Passively Managed Funds Continue To Outdraw Actively Managed Funds Year To Date

by: Tom Roseen
Summary

Year to date mutual fund investors injected a net $260.3 billion into the funds business (including ETFs).

Passively managed funds (+$189.9 billion) outdrew their actively managed counterparts (+$70.4 billion) year to date.

Passively managed domestic equity funds took in the largest net draw (+$75.3 billion) year to date.

On the active side investors continued to embrace taxable fixed income funds ($42.4 billion) and world equity funds (+$33.5 billion).

Year to date through May 31, 2018, mutual fund investors injected a net $260.3 billion into the funds business (including ETFs). The taxable fixed income macro-group (excluding world taxable fixed income funds) attracted the largest draw for the year to date, taking in a net $84.1 billion, followed closely by developed international markets funds (+$67.8 billion). During the first five months of the year sector equity funds (-$2.9 billion) witnessed the only net redemptions of the macro-groups.

From a passively versus actively managed funds perspective we saw that actively managed funds attracted a net $70.4 billion year to date, while their passively managed counterparts took in $189.9 billion.

Passively managed domestic equity funds, comprising U.S. diversified equity funds, sector equity funds, commodities funds, and alternatives funds, took in the largest net draw (+$75.3 billion) year to date. Passively managed world equity funds (+$58.0 billion net)—comprising developed international markets funds and emerging markets funds—and passively managed taxable fixed income funds (both U.S. and world, +$56.6 billion) took in the second and third largest amounts.

On the active side of the ledger investors continued to embrace taxable fixed income funds (injecting a net $42.4 billion year to date) and world equity funds (+$33.5 billion) while being net redeemers of actively managed domestic equity funds (-$44.2 billion). Whether it was because of offering availability or investor preference, investors continued to prefer actively managed mixed-asset funds (+$17.3 billion net) and municipal bond funds (+$6.1 billion) over their passively managed counterparts (-$1.4 billion and +$1.4 billion, respectively).

While the passive-versus-active trends generally continued in May, some subtle and not-so-subtle differences were observed. Domestic equity funds continued to be the pariah of the actively managed subgroup, handing back $8.2 billion for the month, while their passively managed counterparts took in a net $29.3 billion. For the month money market funds (+$66.9 billion) were the primary net attractor of investor assets as investors did some handwringing over geopolitical and trade war issues.

The world equity funds macro-group experienced the largest trend change, with actively managed world equity funds attracting some $3.7 billion net, while their passively managed counterparts handed back $105 million for the month. In the domestic equity group we noted that for the month of May investors gave actively managed sector equity funds (-$1.6 billion net) the cold shoulder while embracing their passively managed counterparts (+$3.1 billion). The opposite was true for commodities funds, where actively managed commodities funds attracted some $827 million net and their passively managed cousins handed back $706 million.

Disclosure: I/we have no positions in any stocks mentioned, and no plans to initiate any positions within the next 72 hours.

I wrote this article myself, and it expresses my own opinions.

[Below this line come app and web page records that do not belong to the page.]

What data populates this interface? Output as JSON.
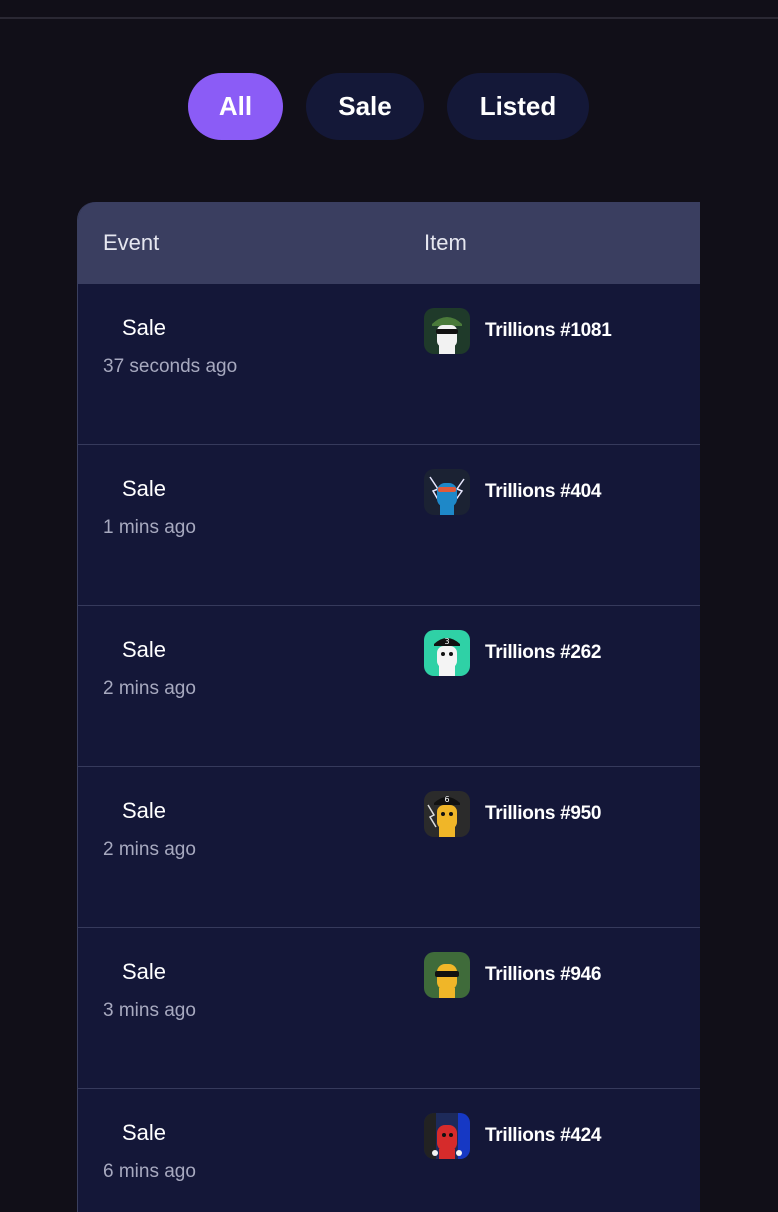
{
  "filters": [
    {
      "label": "All",
      "active": true
    },
    {
      "label": "Sale",
      "active": false
    },
    {
      "label": "Listed",
      "active": false
    }
  ],
  "table": {
    "headers": {
      "event": "Event",
      "item": "Item"
    },
    "rows": [
      {
        "event": "Sale",
        "time": "37 seconds ago",
        "item": "Trillions #1081",
        "thumb_icon": "nft-avatar-icon",
        "thumb_bg": "#1f3a2a",
        "thumb_accent": "#f2f2f2"
      },
      {
        "event": "Sale",
        "time": "1 mins ago",
        "item": "Trillions #404",
        "thumb_icon": "nft-avatar-icon",
        "thumb_bg": "#1b2233",
        "thumb_accent": "#1e88c8"
      },
      {
        "event": "Sale",
        "time": "2 mins ago",
        "item": "Trillions #262",
        "thumb_icon": "nft-avatar-icon",
        "thumb_bg": "#2fd1a6",
        "thumb_accent": "#f4f4f4"
      },
      {
        "event": "Sale",
        "time": "2 mins ago",
        "item": "Trillions #950",
        "thumb_icon": "nft-avatar-icon",
        "thumb_bg": "#2b2b2b",
        "thumb_accent": "#f0b628"
      },
      {
        "event": "Sale",
        "time": "3 mins ago",
        "item": "Trillions #946",
        "thumb_icon": "nft-avatar-icon",
        "thumb_bg": "#3f6b3a",
        "thumb_accent": "#f0b628"
      },
      {
        "event": "Sale",
        "time": "6 mins ago",
        "item": "Trillions #424",
        "thumb_icon": "nft-avatar-icon",
        "thumb_bg": "#1d2a5a",
        "thumb_accent": "#d62b2b"
      }
    ]
  },
  "colors": {
    "page_bg": "#110f18",
    "accent": "#8b5cf6",
    "pill_bg": "#141838",
    "table_bg": "#141738",
    "header_bg": "#3a3e60"
  }
}
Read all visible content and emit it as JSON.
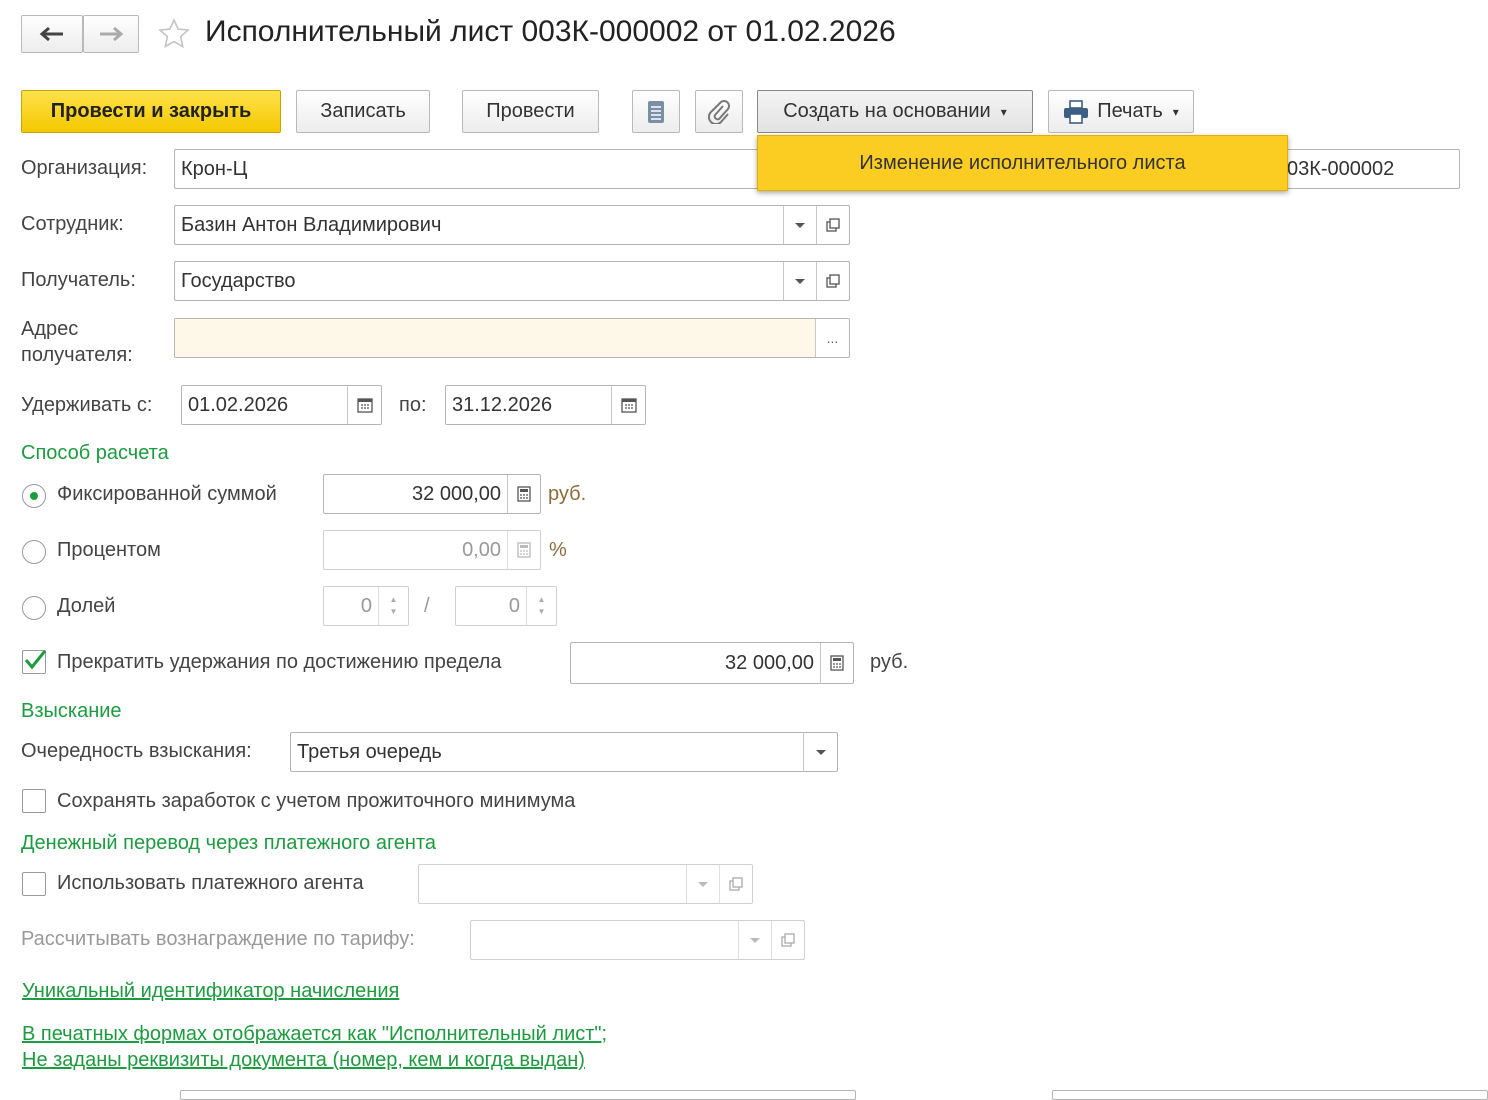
{
  "header": {
    "title": "Исполнительный лист 003К-000002 от 01.02.2026"
  },
  "toolbar": {
    "post_close": "Провести и закрыть",
    "save": "Записать",
    "post": "Провести",
    "create_based": "Создать на основании",
    "print": "Печать"
  },
  "dropdown_menu": {
    "item": "Изменение исполнительного листа"
  },
  "form": {
    "org_label": "Организация:",
    "org_value": "Крон-Ц",
    "number_value": "03К-000002",
    "employee_label": "Сотрудник:",
    "employee_value": "Базин Антон Владимирович",
    "recipient_label": "Получатель:",
    "recipient_value": "Государство",
    "address_label_1": "Адрес",
    "address_label_2": "получателя:",
    "address_value": "",
    "address_btn": "...",
    "hold_from_label": "Удерживать с:",
    "hold_from_value": "01.02.2026",
    "hold_to_label": "по:",
    "hold_to_value": "31.12.2026"
  },
  "calc": {
    "section": "Способ расчета",
    "fixed_label": "Фиксированной суммой",
    "fixed_value": "32 000,00",
    "fixed_unit": "руб.",
    "percent_label": "Процентом",
    "percent_value": "0,00",
    "percent_unit": "%",
    "share_label": "Долей",
    "share_num": "0",
    "share_sep": "/",
    "share_den": "0",
    "limit_label": "Прекратить удержания по достижению предела",
    "limit_value": "32 000,00",
    "limit_unit": "руб."
  },
  "collection": {
    "section": "Взыскание",
    "priority_label": "Очередность взыскания:",
    "priority_value": "Третья очередь",
    "keep_min_label": "Сохранять заработок с учетом прожиточного минимума"
  },
  "agent": {
    "section": "Денежный перевод через платежного агента",
    "use_label": "Использовать платежного агента",
    "use_value": "",
    "fee_label": "Рассчитывать вознаграждение по тарифу:",
    "fee_value": ""
  },
  "links": {
    "uid": "Уникальный идентификатор начисления",
    "print_forms": "В печатных формах отображается как \"Исполнительный лист\";",
    "requisites": "Не заданы реквизиты документа (номер, кем и когда выдан)"
  }
}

I am not receiving compensation for it. I have no business relationship with any company whose stock is mentioned in this article.